EAGAN, MN – The Minnesota Vikings could be headed toward a great season. Sports Illustrated has predicted they will win the NFL Central; so too have three out of four ESPN football experts. Of course, no one really knows how a team will do until the game is played, but one thing is certain, the “Purple and Gold” will have one of the most spectacular looking broadcast sets in the NFL (or anywhere else) this season, and for years to come.
This March, the team opened a state-of-the-art studio at its Twin Cities Optical (TCO) Performance Center headquarters and practice facility. Featuring four distinct video-shooting areas, the studio, designed by Peter Provost of Provost Studio, is illuminated by a colorful lighting system created by Mike Grabowski of the Lighting Design Group that features close to 100 CHAUVET Professional Ovation and COLORdash fixtures.
Beyond its breathtaking appearance, the studio offers maximum flexibility for broadcasting during the football season and throughout the year. An example of this can be seen its main section, which has a cutting-edge acoustic wall that rises to open to a 170-seat theatre for live audience programs.
With its ability to create a rainbow of realistic colors and change them quickly, the Lighting Design Group’s system supports the TCO studio’s combination of beautiful aesthetics and responsive versatility. “This was a really neat project to be a part of, not just for its great looks, but also for its functionality,” said Grabowski. “It’s the first fully fleshed-out studio that the Vikings have had, and one of only a handful of such facilities in the entire league.

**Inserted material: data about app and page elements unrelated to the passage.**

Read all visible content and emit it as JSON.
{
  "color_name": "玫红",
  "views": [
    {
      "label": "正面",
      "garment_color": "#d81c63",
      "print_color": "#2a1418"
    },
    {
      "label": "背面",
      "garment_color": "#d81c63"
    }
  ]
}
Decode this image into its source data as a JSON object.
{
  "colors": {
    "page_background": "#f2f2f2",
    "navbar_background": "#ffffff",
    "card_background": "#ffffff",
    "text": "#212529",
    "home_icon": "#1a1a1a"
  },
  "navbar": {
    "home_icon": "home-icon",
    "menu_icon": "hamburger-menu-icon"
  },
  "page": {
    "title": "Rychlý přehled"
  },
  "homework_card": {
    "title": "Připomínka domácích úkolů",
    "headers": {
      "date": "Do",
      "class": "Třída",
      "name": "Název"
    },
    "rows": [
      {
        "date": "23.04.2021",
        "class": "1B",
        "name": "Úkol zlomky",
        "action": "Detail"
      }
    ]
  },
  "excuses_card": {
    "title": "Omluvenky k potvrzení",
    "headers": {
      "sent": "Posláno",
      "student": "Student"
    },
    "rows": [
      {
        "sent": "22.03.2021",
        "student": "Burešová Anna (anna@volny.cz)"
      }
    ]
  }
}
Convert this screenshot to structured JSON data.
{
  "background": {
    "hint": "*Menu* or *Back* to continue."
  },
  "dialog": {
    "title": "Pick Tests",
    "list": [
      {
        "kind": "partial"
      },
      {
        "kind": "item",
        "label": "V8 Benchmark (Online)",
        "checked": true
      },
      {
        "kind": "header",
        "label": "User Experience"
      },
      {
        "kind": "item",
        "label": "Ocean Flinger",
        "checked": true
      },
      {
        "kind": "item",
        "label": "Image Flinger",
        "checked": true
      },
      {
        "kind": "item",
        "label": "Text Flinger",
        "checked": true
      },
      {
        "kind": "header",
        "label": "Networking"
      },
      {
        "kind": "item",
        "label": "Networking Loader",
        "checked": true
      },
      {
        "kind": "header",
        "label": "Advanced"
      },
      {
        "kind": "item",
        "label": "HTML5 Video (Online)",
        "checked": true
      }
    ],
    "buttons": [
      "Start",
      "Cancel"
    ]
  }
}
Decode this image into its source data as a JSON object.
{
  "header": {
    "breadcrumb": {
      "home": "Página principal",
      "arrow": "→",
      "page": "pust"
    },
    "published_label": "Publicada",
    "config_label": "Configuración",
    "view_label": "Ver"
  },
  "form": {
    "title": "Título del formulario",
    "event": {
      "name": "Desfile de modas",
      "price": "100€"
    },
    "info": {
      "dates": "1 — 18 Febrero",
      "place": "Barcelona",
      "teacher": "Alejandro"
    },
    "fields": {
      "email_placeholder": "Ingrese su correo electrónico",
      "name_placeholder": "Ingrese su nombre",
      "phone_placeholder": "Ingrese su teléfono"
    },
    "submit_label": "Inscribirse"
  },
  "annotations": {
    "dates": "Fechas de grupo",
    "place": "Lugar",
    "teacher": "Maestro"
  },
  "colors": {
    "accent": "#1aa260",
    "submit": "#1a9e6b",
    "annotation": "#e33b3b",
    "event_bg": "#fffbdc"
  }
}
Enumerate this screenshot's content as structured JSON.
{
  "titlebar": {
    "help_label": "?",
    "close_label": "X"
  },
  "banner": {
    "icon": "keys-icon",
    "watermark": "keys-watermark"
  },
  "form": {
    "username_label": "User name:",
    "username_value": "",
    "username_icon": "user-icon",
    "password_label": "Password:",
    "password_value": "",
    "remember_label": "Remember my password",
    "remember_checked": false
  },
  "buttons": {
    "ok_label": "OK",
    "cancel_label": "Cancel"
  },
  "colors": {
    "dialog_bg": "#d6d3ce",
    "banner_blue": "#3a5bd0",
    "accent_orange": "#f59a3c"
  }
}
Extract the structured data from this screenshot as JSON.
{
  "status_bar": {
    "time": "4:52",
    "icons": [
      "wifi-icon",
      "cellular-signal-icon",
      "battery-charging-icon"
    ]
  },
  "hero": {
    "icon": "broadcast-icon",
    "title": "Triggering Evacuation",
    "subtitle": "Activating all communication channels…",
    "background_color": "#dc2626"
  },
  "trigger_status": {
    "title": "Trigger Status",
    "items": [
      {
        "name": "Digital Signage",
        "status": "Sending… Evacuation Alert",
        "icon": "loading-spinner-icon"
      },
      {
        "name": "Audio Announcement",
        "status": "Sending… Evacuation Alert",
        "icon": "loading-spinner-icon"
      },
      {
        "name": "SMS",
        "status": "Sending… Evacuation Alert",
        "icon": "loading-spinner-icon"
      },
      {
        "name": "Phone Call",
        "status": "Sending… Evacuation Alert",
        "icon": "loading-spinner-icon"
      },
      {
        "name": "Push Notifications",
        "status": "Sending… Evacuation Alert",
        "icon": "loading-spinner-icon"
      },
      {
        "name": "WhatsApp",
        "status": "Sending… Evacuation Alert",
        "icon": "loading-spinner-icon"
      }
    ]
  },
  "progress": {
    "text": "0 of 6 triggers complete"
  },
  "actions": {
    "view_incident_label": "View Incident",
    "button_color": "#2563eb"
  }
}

“From an aesthetic standpoint, this studio is sleek, cutting edge and powerfully branded without being over the top,” continued Grabowski. “Bryan Harper, the Viking’s Vice President of Content and Production, Jordan Struck, VEN Producer, and the production designer Peter Provost deserve a lot of credit for making something very special happen. I think this sets a gold standard for the league.”
There are four distinct shooting sections in the TCO studio. The primary area is devoted to the anchor desk for potential sportscasts, gameday halftime reports and post-game programming. (This area also converts to a live audience broadcast studio when the acoustic barrier is raised.) A second area with comfortable leather chairs is used for in-depth sit-down interviews, while a third edgier-looking section hosts social media podcasts and a fourth serves as the space for standup reports.
Grabowski positioned 75 Ovation E-910FC LED ellipsoidal fixtures with a mixture of 19°, 26°, 36° and 50° lenses throughout the studio. The RGBA-Lime fixtures serve as key lights as well as color washes in the four shooting areas, where they are hung from center-set positions. Additionally, the Ovation units work as front stage lights when the acoustic wall opens and the main studio is used for live broadcasts.
“Being able to flip the color from the Ovations to anything we need is hugely helpful, especially given the emphasis on versatility at this studio,” said Grabowski. “Another invaluable feature was the ability of the Ovation fixtures to project very crisp gobos. This is a sports studio, so we needed to project team logos — and of course they had to be flawless. Aside from delivering this level of perfection, the Ovations allow our clients to preview gobos before they purchase anything. On several occasions, we printed the gobos on acetate so we could get the sizing and art exactly right….and then we sent it off to be built in glass after we knew we had EXACTLY what everyone loved. That was a real client-pleaser!”
For added color accents, Grabowski has positioned 20 COLORdash Accent Quad fixtures throughout the four shooting areas. Aside from adding extra color, these fixtures are used as eye candy in some backdrops, always with an emphasis on displaying accurate colors.
“Along with the quality and evenness of the light, color rendition is of the utmost importance here,” said Grabowski. “The Minnesota Vikings logo colors are instantly identifiable, and they must be accurate. We even built two versions of a lot of the colors—one for the naked eye, when tours are being given, and another for the broadcast. It’s all part of the versatility that’s been designed into this studio.”